India has reported more than 8,800 cases of deadly “black fungus” in a growing epidemic of the disease. The normally rare infection, called mucormycosis, has a mortality rate of 50%, with some only saved by removing an eye.
But in recent months, India saw thousands of cases affecting recovered and recovering Covid-19 patients. Doctors say there is a link with the steroids used to treat Covid. Diabetics are at particular risk, reports BBC.
Doctors have told the BBC it seems to strike 12 to 18 days after recovery from Covid.
The western states of Gujarat and Maharashtra have reported more than half of the reported cases. At least 15 more states have reported between eight and 900 cases. Following the rise in cases, India’s 29 states have been told to declare the disease an epidemic.
Newly opened wards to treat patients suffering from the disease around the country are filling up fast, doctors say.
At the 1,100-bed state-run Maharaja Yeshwantrao Hospital in the central Indian city of Indore, the number of patients had leapt from eight a week ago, to 185 on Saturday evening.
More than 80% of the patients need surgery immediately, Dr VP Pandey, head of the hospital’s department of medicine, told the BBC.
Dr Pandey said the hospital had set up 11 wards with a total of 200 beds to treat black fungus patients: “This surge in patients was definitely unexpected,” he said. “We used to see one or two cases a year previously.”
He reckoned that there were at least 400 patients with the disease in Indore alone.
“The black fungus infection has now become more challenging than Covid-19. If patients are not treated in time and properly, than the mortality rate can go up to 94%. The cost of treatment is expensive, and the drugs are in [short supply],” Dr Pandey said.
Doctors say amphotericin B or “ampho-B” is an anti-fungal intravenous injection which has to be administered every day for up to eight weeks to patients diagnosed with mucormycosis. There are two forms of the drug available: standard amphotericin B deoxycholate and liposomal amphotericin.
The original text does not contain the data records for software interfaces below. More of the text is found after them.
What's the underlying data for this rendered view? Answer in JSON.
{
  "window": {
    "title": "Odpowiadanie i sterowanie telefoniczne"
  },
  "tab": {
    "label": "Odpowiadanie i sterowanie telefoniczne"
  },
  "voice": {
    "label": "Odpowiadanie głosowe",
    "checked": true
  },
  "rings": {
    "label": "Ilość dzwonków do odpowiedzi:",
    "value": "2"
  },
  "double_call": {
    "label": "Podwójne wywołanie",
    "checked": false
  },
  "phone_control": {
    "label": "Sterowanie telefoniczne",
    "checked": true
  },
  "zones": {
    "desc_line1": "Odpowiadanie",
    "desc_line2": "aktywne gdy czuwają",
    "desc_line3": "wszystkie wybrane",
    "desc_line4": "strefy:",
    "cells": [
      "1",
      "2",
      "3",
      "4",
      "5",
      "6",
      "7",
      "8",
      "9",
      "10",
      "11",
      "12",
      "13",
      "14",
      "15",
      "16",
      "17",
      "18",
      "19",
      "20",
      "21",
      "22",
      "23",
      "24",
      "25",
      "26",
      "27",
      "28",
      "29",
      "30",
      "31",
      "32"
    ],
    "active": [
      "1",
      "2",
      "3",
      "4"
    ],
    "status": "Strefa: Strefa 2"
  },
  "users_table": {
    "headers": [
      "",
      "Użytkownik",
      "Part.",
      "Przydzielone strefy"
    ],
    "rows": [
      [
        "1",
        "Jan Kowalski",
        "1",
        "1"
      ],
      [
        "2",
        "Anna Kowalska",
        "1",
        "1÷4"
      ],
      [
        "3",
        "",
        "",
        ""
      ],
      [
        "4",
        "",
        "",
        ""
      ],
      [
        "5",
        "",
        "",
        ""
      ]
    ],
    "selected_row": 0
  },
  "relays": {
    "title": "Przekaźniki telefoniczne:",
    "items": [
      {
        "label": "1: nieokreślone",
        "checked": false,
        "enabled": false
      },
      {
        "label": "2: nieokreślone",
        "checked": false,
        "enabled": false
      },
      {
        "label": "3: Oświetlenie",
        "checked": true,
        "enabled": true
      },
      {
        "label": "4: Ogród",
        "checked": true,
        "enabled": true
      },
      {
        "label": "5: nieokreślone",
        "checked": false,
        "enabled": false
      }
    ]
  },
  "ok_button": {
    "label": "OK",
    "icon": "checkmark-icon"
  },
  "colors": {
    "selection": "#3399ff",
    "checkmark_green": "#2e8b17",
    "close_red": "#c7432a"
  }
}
Dr Pandey said he had collected data concerning 201 patients from four hospitals in the city.
The majority of the patients had recovered from Covid-19 and were male. Most of them had been treated with steroids, and all had underlying conditions, mainly diabetes.
A separate study by four Indian doctors has looked at more than 100 cases of Covid-19 patients who had contracted mucormycosis. It found 79 of them were men, and 83 of them suffered from diabetes.
Another study of 45 black fungus patients in two Mumbai hospitals found that all were diabetics or diagnosed with diabetes on admission. They all had very steep blood sugar levels.
“No patient of mucormycosis has normal blood sugar,” Dr Akshay Nayar, an eye surgeon who has treated a number of patients, told the BBC.
Mucormycosis is a very rare infection. It is caused by exposure to mucor mould which is commonly found in soil, plants, manure, and decaying fruits and vegetables. “It is ubiquitous and found in soil and air and even in the nose and mucus of healthy people,” says Dr Akshay Nair, a Mumbai-based eye surgeon.
It affects the sinuses, the brain and the lungs, and can be life-threatening in diabetic or severely immuno-compromised individuals, such as cancer patients or people with HIV/Aids.